United States District Court, M.D. Alabama, Northern Division
MEMORANDUM OPINION AND ORDER
BORRDEN, UNITED STATES MAGISTRATE JUDGE
U.S.C. § 1983 action is pending before the court on a
complaint filed by Cory Lamar Ellis, a former state inmate.
In the instant complaint, Ellis alleges that the defendant
correctional officials used excessive force against him on
December 24, 2016 while he was confined at the Kilby
to the orders of this court, the defendants filed a special
report supported by relevant evidentiary materials, including
affidavits, prison reports and medical records, in which they
address Ellis' claim for relief. The reports and
evidentiary materials refute the self-serving, conclusory
allegations presented by Ellis. Specifically, the defendants
assert and the undisputed evidentiary materials indicate
that, on the evening of December 24, 2016, Defendant Thomas
Kincey observed “Inmate Ellis screaming, hallucinating
and acting irate while throwing his hands in the air in an
uncontrollable manner.” Doc. 18-4 at 2. Kincey called
for assistance on his radio and Defendants Latema Harrell and
Derrell Brooks responded. Doc. 18-2 at 1. The correctional
officers restrained Ellis, placed him in a wheelchair, and
began his transportation to the health care unit for
evaluation. During this time, Ellis began to act in an
erratic manner and “fell headfirst into the
fence.” Doc. 18-2 at 2. Under questioning by Defendant
Harrell, Ellis advised that he was “high” and
feeling “real good.” Doc. 18-2 at 2.
Donja Smith examined Ellis when he arrived at the health care
unit. Nurse Smith noted, in relevant part, as follows:
Mr. Ellis was under the influence of
flocka/flakka. When Mr. Ellis was brought into the health
care unit, he was stumbling and could not stand up of his own
Mr. Ellis was screaming out incoherently and was not making
any sense. . . .
Mr. Ellis was not responding to the commands of the
correctional officers and was very combative.
Mr. Ellis appeared to be very high on the drugs that he had
taken and was not in control of his actions and/or behavior.
Doc. 18-6 at 2 (internal paragraph numbering omitted). The
court also notes that the injuries set forth on Ellis'
body chart (Doc. 18-11), and in photographs taken of Ellis
(Doc. 18-8), are consistent with a fall into a fence, not a

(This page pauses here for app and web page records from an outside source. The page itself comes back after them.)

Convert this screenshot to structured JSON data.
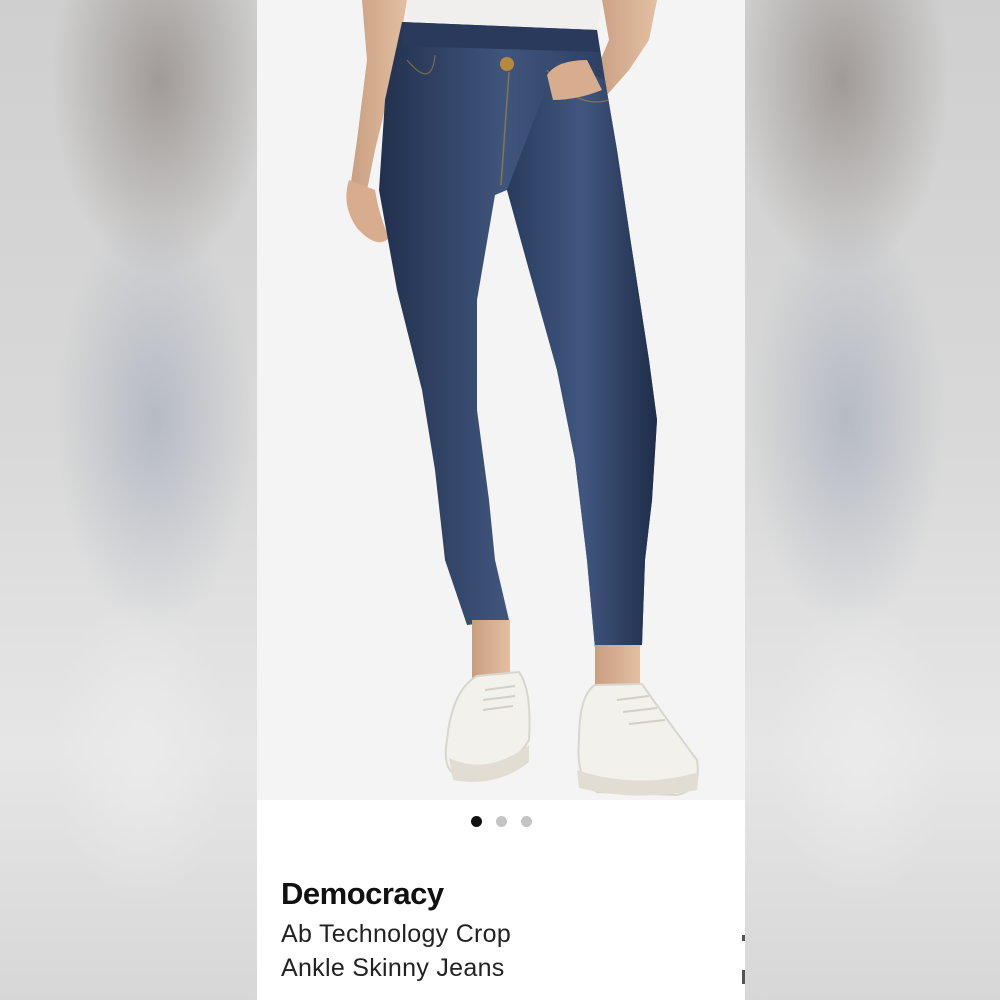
{
  "carousel": {
    "slide_count": 3,
    "active_index": 0,
    "colors": {
      "active_dot": "#111111",
      "inactive_dot": "#c4c4c4"
    }
  },
  "product": {
    "brand": "Democracy",
    "title_line_1": "Ab Technology Crop",
    "title_line_2": "Ankle Skinny Jeans"
  },
  "image": {
    "subject": "product-photo-jeans",
    "colors": {
      "denim": "#2f3f5f",
      "sneaker": "#f3f1ec",
      "background": "#f4f4f4"
    }
  }
}
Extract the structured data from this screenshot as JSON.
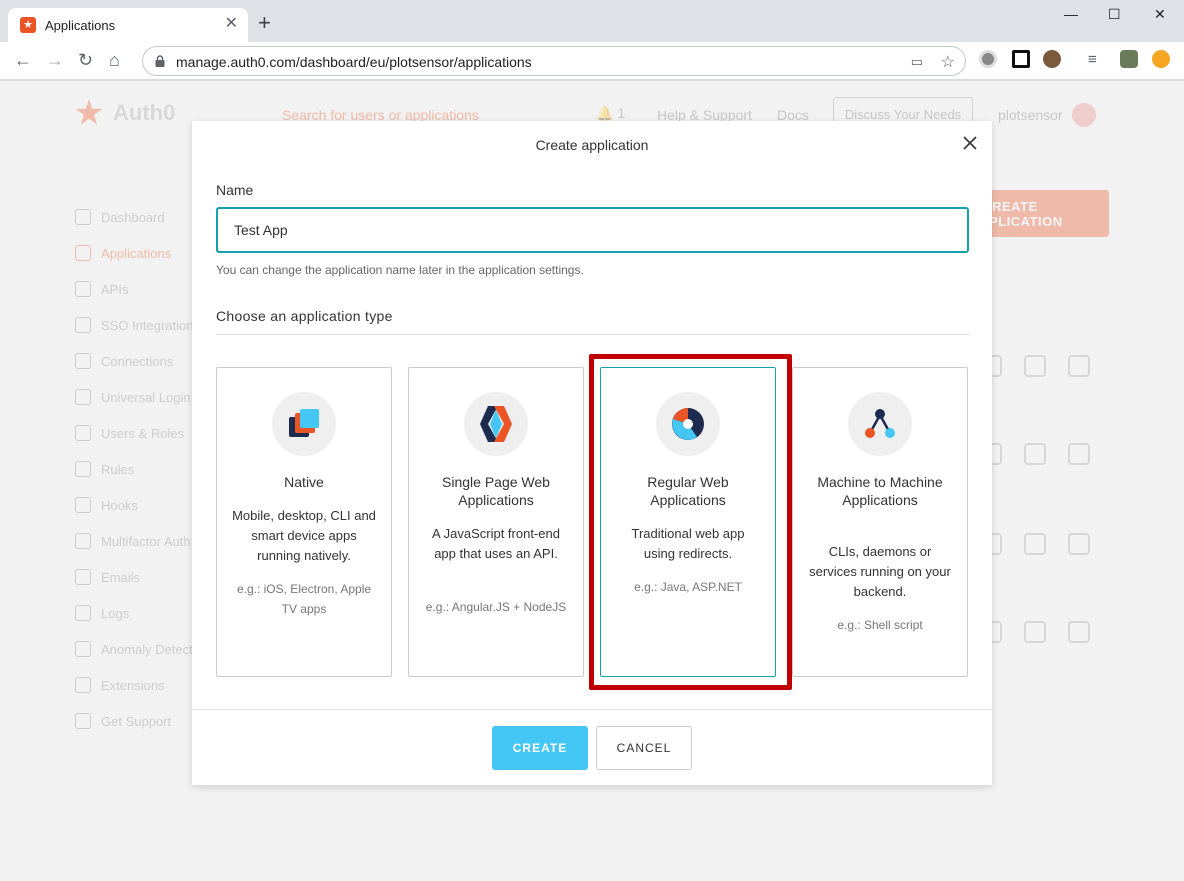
{
  "browser": {
    "tab_title": "Applications",
    "url": "manage.auth0.com/dashboard/eu/plotsensor/applications"
  },
  "background": {
    "brand": "Auth0",
    "search_placeholder": "Search for users or applications",
    "notification_count": "1",
    "help_label": "Help & Support",
    "docs_label": "Docs",
    "discuss_label": "Discuss Your Needs",
    "tenant": "plotsensor",
    "create_button": "+ CREATE APPLICATION",
    "nav": [
      "Dashboard",
      "Applications",
      "APIs",
      "SSO Integrations",
      "Connections",
      "Universal Login",
      "Users & Roles",
      "Rules",
      "Hooks",
      "Multifactor Auth",
      "Emails",
      "Logs",
      "Anomaly Detection",
      "Extensions",
      "Get Support"
    ]
  },
  "modal": {
    "title": "Create application",
    "name_label": "Name",
    "name_value": "Test App",
    "name_hint": "You can change the application name later in the application settings.",
    "type_heading": "Choose an application type",
    "types": [
      {
        "title": "Native",
        "description": "Mobile, desktop, CLI and smart device apps running natively.",
        "example": "e.g.: iOS, Electron, Apple TV apps"
      },
      {
        "title": "Single Page Web Applications",
        "description": "A JavaScript front-end app that uses an API.",
        "example": "e.g.: Angular.JS + NodeJS"
      },
      {
        "title": "Regular Web Applications",
        "description": "Traditional web app using redirects.",
        "example": "e.g.: Java, ASP.NET"
      },
      {
        "title": "Machine to Machine Applications",
        "description": "CLIs, daemons or services running on your backend.",
        "example": "e.g.: Shell script"
      }
    ],
    "selected_type": "Regular Web Applications",
    "create_label": "CREATE",
    "cancel_label": "CANCEL"
  },
  "colors": {
    "accent": "#16a0a8",
    "create_button": "#44c7f4",
    "highlight": "#c00000",
    "brand": "#eb5424"
  }
}
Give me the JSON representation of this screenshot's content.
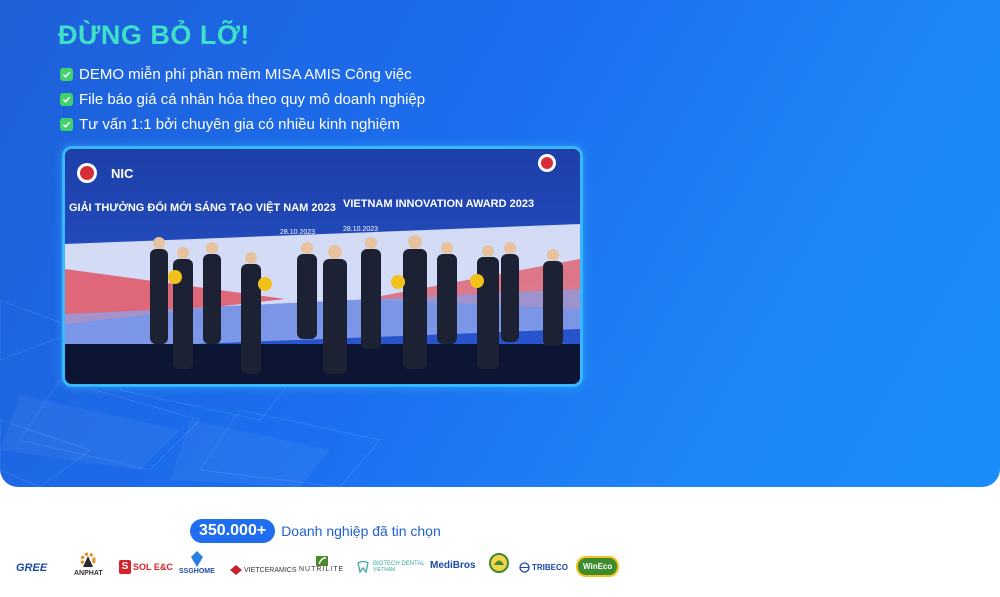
{
  "hero": {
    "headline": "ĐỪNG BỎ LỠ!",
    "benefits": [
      "DEMO miễn phí phần mềm MISA AMIS Công việc",
      "File báo giá cá nhân hóa theo quy mô doanh nghiệp",
      "Tư vấn 1:1 bởi chuyên gia có nhiều kinh nghiệm"
    ],
    "accent_color": "#3ee0c8",
    "check_color": "#40d36b"
  },
  "photo": {
    "banner_left": "GIẢI THƯỞNG ĐỔI MỚI SÁNG TẠO VIỆT NAM 2023",
    "banner_right": "VIETNAM INNOVATION AWARD 2023",
    "date_left": "28.10.2023",
    "date_right": "28.10.2023",
    "logo_mark": "NIC"
  },
  "stats": {
    "count": "350.000+",
    "label": "Doanh nghiệp đã tin chọn"
  },
  "logos": {
    "gree": "GREE",
    "anphat": "ANPHAT",
    "sol": "SOL E&C",
    "sshome": "SSGHOME",
    "vietceramics": "VIETCERAMICS",
    "nutrilite": "NUTRILITE",
    "biotech": "BIOTECH DENTAL",
    "biotech_sub": "VIETNAM",
    "medibros": "MediBros",
    "tribeco": "TRIBECO",
    "wineco": "WinEco"
  }
}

beating with night sticks and handcuffs as described by Ellis
in the complaint.
light of the foregoing, the court issued an order directing
Ellis to file a response to the defendants' written
report. Doc. 19. The order advised Ellis that his failure to
respond to the report would be treated by the court “as
an abandonment of the claims set forth in the complaint and
as a failure to prosecute this action.” Doc. 19 at 1.
Additionally, the order “specifically cautioned [the
plaintiff] that [his failure] to file a response in
compliance with the directives of this order” would
result in the dismissal of this civil action. Doc. 19 at 1.
The time allotted to Ellis for filing a response in
compliance with this order expired on June 22, 2017. Doc. 26.
Ellis has failed to file a response in opposition to the
defendants' written report. The court therefore concludes
that this case should be dismissed.
court has reviewed the file to determine whether a measure
less drastic than dismissal is appropriate. See
Abreu-Velez v. Bd. of Regents of Univ. System of Ga.,
248 F.App'x 116, 117-18 (11th Cir. 2007). After this
review, the court finds that the dismissal of this case is
the proper course of action. Initially, the court notes that
Ellis is an indigent individual and therefore the imposition
of monetary or other punitive sanctions against him would be
ineffectual. Moreover, Ellis' inaction in the face of the
defendants' reports and evidence suggests a loss of
interest in the continued prosecution of this case. Finally,
the undisputed evidentiary materials submitted by the
defendants indicate that no constitutional violation
occurred. It therefore appears that any additional effort to
secure Ellis' compliance with the court's orders
would be unavailing and a waste of this court's scarce
resources. Consequently, the court concludes that Ellis'
abandonment of his claims and his failure to comply with an
order of this court warrant dismissal. See Moon v.
Newsome, 863 F.2d 835, 837 (11th Cir. 1989) (holding
that dismissal for failure to obey a court order is not an
abuse of discretion where a litigant has been forewarned).
these reasons, it is ORDERED that this case is DISMISSED
without prejudice. It is further ORDERED that no costs are
separate Final Judgment will be entered in accordance with